Sportradar also offers a Publisher Product for partnered publishers and operators to capitalize on users who are reading about sports online. Publishers can ultilize this product, Smith outlined, to activate customers for their sportsbook partners.
“They’ll actually display the match and the odds for the article that the user is reading. And that’s based on contextual cues from the page and the URL, which then trigger the ad to smartly display, for example, Packers v Jets, because someone’s reading about the Packers v Jets.
“If you’re an operator, and you’re looking to either increase retention or get somebody who maybe hasn’t completed their first-time deposit, we can actually display the fixtures for either the most bet-on games that day.”
Whilst the ads are an essential part of the service, sponsorships are equally vital for Sportradar to help its partners grow their brands.
In 2020, BetMGM became the official sports betting partner of the NFL franchise Tennessee Titans; this deal was brokered in part by Sportradar and its ad:s services, as it aims to ‘play matchmaker’ and ‘power sports’.
“We helped (by) play(ing) matchmaker,” Smith remarked. “We brought our expertise and helped BetMGM find a partner in Tennessee for the launch of sportsbooks there.”
But it isn’t just sportsbooks and sports teams that Sportradar are targeting in the future, as Smith referenced that the company is helping the New York Jets to activate both sportsbook and non-sportsbook partners, something that he believes can offer significant opportunity.
“I think that’s what’s really exciting,” Smith noted about being able to reach non-sportsbook partners. “I think as Sportradar grows, and as the platform grows it’s those brands that are trying to reach sports fans that are the next wave of brands who are gonna really care about our platform.”
Smith was enthused about the possibility of reaching out to non-sportsbook and even non-sporting companies all together to partner with using the ad:s program and outlined that those brands and companies could be the next clients to onboard.
“Sportsbooks are a logical fit, right?
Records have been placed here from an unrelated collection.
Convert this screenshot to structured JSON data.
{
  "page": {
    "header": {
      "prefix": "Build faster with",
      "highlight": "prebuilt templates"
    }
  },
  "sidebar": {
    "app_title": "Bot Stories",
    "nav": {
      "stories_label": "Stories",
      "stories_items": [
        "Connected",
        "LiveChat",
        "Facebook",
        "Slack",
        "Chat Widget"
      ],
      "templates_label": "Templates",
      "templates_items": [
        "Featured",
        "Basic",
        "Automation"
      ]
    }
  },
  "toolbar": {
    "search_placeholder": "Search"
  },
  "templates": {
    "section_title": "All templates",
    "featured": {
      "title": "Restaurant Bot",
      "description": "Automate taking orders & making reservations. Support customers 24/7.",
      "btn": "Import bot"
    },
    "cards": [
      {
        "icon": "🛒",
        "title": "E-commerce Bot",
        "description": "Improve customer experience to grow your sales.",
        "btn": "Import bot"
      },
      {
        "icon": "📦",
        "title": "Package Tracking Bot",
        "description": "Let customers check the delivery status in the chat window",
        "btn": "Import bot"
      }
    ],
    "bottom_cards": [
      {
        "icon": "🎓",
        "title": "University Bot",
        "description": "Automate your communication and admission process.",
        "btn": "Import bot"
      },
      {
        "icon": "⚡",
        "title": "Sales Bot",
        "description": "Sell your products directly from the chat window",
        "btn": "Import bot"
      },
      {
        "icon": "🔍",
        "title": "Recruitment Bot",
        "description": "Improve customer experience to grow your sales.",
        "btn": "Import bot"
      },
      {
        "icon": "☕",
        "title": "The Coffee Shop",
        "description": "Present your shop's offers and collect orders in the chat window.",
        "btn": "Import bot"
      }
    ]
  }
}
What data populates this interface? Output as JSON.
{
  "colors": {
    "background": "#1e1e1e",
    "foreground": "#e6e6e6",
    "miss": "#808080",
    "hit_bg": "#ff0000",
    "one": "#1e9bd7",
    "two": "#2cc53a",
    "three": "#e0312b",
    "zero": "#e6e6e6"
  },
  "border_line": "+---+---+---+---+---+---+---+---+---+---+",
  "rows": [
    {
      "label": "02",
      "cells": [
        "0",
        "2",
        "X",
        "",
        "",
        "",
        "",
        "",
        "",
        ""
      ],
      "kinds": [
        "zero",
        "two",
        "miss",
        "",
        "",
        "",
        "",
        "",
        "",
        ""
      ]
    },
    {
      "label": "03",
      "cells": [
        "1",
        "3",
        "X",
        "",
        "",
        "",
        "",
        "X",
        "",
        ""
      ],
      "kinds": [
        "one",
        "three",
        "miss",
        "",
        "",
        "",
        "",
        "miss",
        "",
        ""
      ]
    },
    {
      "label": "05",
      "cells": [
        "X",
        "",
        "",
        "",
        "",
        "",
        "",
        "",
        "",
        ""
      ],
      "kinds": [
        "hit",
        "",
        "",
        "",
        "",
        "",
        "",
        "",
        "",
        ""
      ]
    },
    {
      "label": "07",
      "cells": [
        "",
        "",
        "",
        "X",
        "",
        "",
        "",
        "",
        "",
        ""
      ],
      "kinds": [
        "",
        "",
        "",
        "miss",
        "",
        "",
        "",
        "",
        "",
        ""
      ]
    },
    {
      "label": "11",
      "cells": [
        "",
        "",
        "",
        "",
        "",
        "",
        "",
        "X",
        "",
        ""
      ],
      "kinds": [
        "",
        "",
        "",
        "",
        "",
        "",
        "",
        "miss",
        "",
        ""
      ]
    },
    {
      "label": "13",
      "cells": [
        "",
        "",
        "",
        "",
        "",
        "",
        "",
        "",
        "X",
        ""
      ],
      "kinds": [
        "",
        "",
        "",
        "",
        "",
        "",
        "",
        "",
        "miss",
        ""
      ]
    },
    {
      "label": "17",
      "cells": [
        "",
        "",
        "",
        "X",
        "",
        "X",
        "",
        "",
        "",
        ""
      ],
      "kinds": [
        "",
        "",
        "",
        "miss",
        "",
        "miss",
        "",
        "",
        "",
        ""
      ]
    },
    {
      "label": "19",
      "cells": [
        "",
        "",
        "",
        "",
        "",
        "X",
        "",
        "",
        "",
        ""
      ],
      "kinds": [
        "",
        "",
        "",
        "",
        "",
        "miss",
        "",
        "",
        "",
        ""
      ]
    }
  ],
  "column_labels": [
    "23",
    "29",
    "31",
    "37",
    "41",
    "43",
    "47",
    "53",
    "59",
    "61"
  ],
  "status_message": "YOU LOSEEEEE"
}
We list basically every sportsbook on the planet as a customer. It’s the easiest phone call to make ‘Hello, customer, we have this incredible platform, the proof is in the pudding come and use it’.
“When we talk about brands outside of the operator ecosystem, and even to an extent outside of the sports ecosystem. They’re the ones that we need to get a hold of and show them really how differentiated we are offering.”